Dataset records:
☆ ☆ ☆
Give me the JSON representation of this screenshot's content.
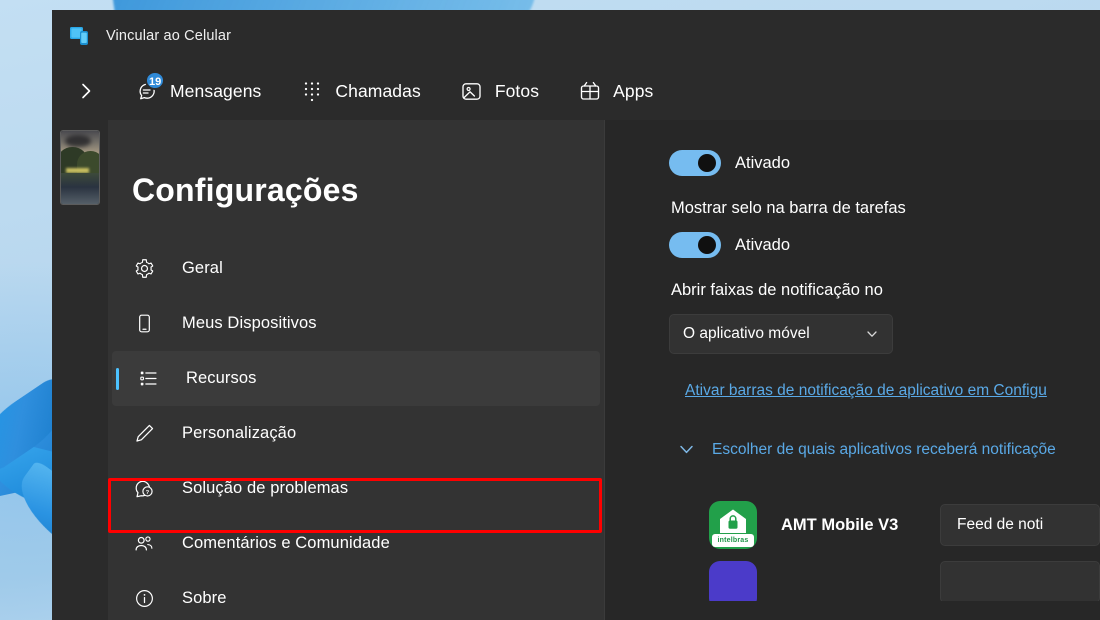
{
  "window": {
    "title": "Vincular ao Celular",
    "app_icon": "phone-link-icon"
  },
  "navbar": {
    "expand_icon": "chevron-right-icon",
    "items": [
      {
        "label": "Mensagens",
        "icon": "messages-icon",
        "badge": "19"
      },
      {
        "label": "Chamadas",
        "icon": "dialpad-icon",
        "badge": ""
      },
      {
        "label": "Fotos",
        "icon": "photos-icon",
        "badge": ""
      },
      {
        "label": "Apps",
        "icon": "apps-grid-icon",
        "badge": ""
      }
    ]
  },
  "sidebar": {
    "title": "Configurações",
    "device_thumbnail": "device-wallpaper-thumbnail",
    "items": [
      {
        "label": "Geral",
        "icon": "gear-icon",
        "selected": false
      },
      {
        "label": "Meus Dispositivos",
        "icon": "phone-icon",
        "selected": false
      },
      {
        "label": "Recursos",
        "icon": "list-icon",
        "selected": true
      },
      {
        "label": "Personalização",
        "icon": "pen-icon",
        "selected": false
      },
      {
        "label": "Solução de problemas",
        "icon": "help-chat-icon",
        "selected": false
      },
      {
        "label": "Comentários e Comunidade",
        "icon": "people-icon",
        "selected": false
      },
      {
        "label": "Sobre",
        "icon": "info-icon",
        "selected": false
      }
    ]
  },
  "highlight": {
    "color": "#ff0000",
    "target": "Recursos"
  },
  "right_panel": {
    "toggle_top": {
      "state_label": "Ativado",
      "on": true
    },
    "badge_setting_label": "Mostrar selo na barra de tarefas",
    "toggle_badge": {
      "state_label": "Ativado",
      "on": true
    },
    "banner_setting_label": "Abrir faixas de notificação no",
    "dropdown": {
      "value": "O aplicativo móvel",
      "chevron": "chevron-down-icon"
    },
    "settings_link": "Ativar barras de notificação de aplicativo em Configu",
    "expander": {
      "label": "Escolher de quais aplicativos receberá notificaçõe",
      "icon": "chevron-down-icon"
    },
    "apps": [
      {
        "name": "AMT Mobile V3",
        "icon": "amt-mobile-app-icon",
        "icon_brand": "intelbras",
        "action_label": "Feed de noti"
      },
      {
        "name": "",
        "icon": "purple-app-icon",
        "icon_brand": "",
        "action_label": ""
      }
    ]
  },
  "colors": {
    "accent": "#4cc2ff",
    "link": "#5aa9e6",
    "toggle_on": "#76bcf0",
    "highlight": "#ff0000",
    "sidebar_bg": "#333333",
    "panel_bg": "#272727"
  }
}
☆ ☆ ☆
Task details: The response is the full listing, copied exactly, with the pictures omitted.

Answer area:
Give me the JSON representation of this screenshot's content.
{
  "window": {
    "title": "Vincular ao Celular",
    "app_icon": "phone-link-icon"
  },
  "navbar": {
    "expand_icon": "chevron-right-icon",
    "items": [
      {
        "label": "Mensagens",
        "icon": "messages-icon",
        "badge": "19"
      },
      {
        "label": "Chamadas",
        "icon": "dialpad-icon",
        "badge": ""
      },
      {
        "label": "Fotos",
        "icon": "photos-icon",
        "badge": ""
      },
      {
        "label": "Apps",
        "icon": "apps-grid-icon",
        "badge": ""
      }
    ]
  },
  "sidebar": {
    "title": "Configurações",
    "device_thumbnail": "device-wallpaper-thumbnail",
    "items": [
      {
        "label": "Geral",
        "icon": "gear-icon",
        "selected": false
      },
      {
        "label": "Meus Dispositivos",
        "icon": "phone-icon",
        "selected": false
      },
      {
        "label": "Recursos",
        "icon": "list-icon",
        "selected": true
      },
      {
        "label": "Personalização",
        "icon": "pen-icon",
        "selected": false
      },
      {
        "label": "Solução de problemas",
        "icon": "help-chat-icon",
        "selected": false
      },
      {
        "label": "Comentários e Comunidade",
        "icon": "people-icon",
        "selected": false
      },
      {
        "label": "Sobre",
        "icon": "info-icon",
        "selected": false
      }
    ]
  },
  "highlight": {
    "color": "#ff0000",
    "target": "Recursos"
  },
  "right_panel": {
    "toggle_top": {
      "state_label": "Ativado",
      "on": true
    },
    "badge_setting_label": "Mostrar selo na barra de tarefas",
    "toggle_badge": {
      "state_label": "Ativado",
      "on": true
    },
    "banner_setting_label": "Abrir faixas de notificação no",
    "dropdown": {
      "value": "O aplicativo móvel",
      "chevron": "chevron-down-icon"
    },
    "settings_link": "Ativar barras de notificação de aplicativo em Configu",
    "expander": {
      "label": "Escolher de quais aplicativos receberá notificaçõe",
      "icon": "chevron-down-icon"
    },
    "apps": [
      {
        "name": "AMT Mobile V3",
        "icon": "amt-mobile-app-icon",
        "icon_brand": "intelbras",
        "action_label": "Feed de noti"
      },
      {
        "name": "",
        "icon": "purple-app-icon",
        "icon_brand": "",
        "action_label": ""
      }
    ]
  },
  "colors": {
    "accent": "#4cc2ff",
    "link": "#5aa9e6",
    "toggle_on": "#76bcf0",
    "highlight": "#ff0000",
    "sidebar_bg": "#333333",
    "panel_bg": "#272727"
  }
}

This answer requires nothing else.